▶ **WORK REQUIRED**
Go through the records and give the number of lines that include "Level", with nothing else.

Start of DATA FOR THE TASK

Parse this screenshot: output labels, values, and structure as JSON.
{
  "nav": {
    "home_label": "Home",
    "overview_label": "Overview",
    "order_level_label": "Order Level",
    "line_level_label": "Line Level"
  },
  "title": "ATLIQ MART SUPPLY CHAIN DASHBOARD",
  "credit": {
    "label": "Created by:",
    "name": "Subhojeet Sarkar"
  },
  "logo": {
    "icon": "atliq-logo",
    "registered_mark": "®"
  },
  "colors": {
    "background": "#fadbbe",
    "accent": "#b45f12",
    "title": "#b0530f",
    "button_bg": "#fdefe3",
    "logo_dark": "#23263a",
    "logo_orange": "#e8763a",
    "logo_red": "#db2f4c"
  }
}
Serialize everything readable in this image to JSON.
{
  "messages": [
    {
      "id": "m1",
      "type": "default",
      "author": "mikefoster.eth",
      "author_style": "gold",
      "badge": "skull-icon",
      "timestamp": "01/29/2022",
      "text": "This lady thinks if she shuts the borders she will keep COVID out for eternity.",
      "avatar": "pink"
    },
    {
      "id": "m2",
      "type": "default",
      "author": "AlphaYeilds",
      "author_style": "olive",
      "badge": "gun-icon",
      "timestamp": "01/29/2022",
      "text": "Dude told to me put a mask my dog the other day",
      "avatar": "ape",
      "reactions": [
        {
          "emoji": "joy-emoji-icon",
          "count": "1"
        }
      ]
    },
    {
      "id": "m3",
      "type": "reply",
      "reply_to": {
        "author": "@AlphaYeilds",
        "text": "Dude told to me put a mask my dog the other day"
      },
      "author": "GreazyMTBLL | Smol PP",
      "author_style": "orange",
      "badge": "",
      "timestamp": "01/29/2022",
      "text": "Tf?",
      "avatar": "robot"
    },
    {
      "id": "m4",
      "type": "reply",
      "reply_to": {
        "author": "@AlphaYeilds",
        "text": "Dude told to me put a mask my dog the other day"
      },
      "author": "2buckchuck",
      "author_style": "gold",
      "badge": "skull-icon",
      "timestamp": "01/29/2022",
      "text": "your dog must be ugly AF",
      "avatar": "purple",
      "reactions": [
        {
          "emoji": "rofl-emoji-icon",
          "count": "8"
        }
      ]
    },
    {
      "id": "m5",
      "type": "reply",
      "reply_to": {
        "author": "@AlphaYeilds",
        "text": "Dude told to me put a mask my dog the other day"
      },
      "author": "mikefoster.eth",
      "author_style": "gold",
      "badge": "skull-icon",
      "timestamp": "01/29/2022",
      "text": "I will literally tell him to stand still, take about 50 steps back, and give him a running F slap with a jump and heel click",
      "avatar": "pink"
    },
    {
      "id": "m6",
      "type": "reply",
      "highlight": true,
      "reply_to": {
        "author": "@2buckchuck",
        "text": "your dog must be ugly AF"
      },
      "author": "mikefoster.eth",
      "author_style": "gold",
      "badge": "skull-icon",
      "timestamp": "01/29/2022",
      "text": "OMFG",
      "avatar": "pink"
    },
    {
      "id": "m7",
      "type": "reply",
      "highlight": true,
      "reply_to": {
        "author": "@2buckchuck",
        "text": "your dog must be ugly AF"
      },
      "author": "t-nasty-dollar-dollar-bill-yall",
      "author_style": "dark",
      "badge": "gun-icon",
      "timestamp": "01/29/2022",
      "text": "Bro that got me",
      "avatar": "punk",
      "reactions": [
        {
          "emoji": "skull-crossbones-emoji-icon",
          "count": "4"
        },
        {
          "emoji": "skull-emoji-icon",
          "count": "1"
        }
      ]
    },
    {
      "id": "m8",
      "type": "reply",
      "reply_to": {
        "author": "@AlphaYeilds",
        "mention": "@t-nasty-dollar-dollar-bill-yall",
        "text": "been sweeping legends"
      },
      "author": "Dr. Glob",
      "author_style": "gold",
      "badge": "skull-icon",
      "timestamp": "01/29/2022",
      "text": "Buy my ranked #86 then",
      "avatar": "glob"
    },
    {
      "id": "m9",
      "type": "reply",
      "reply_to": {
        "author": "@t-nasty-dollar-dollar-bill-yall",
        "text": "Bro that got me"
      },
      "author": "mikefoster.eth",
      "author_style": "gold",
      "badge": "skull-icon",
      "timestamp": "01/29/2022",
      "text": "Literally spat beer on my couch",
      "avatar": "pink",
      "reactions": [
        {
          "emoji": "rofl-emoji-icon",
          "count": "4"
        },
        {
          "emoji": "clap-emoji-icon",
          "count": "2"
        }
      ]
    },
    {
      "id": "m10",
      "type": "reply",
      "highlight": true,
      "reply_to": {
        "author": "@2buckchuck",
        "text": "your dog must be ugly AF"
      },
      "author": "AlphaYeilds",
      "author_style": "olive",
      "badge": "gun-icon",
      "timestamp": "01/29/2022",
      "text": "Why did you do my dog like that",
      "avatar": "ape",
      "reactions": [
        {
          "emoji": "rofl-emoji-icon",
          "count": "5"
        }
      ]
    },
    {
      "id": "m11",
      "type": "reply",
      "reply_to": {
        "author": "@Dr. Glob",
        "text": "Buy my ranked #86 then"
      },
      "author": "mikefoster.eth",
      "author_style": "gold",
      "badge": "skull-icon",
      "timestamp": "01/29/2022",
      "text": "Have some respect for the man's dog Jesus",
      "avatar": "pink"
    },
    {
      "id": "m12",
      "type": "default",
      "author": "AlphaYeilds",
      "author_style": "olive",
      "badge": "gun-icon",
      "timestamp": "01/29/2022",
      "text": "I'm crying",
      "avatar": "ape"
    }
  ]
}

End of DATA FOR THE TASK

▶ **EXERCISE ANSWER**
2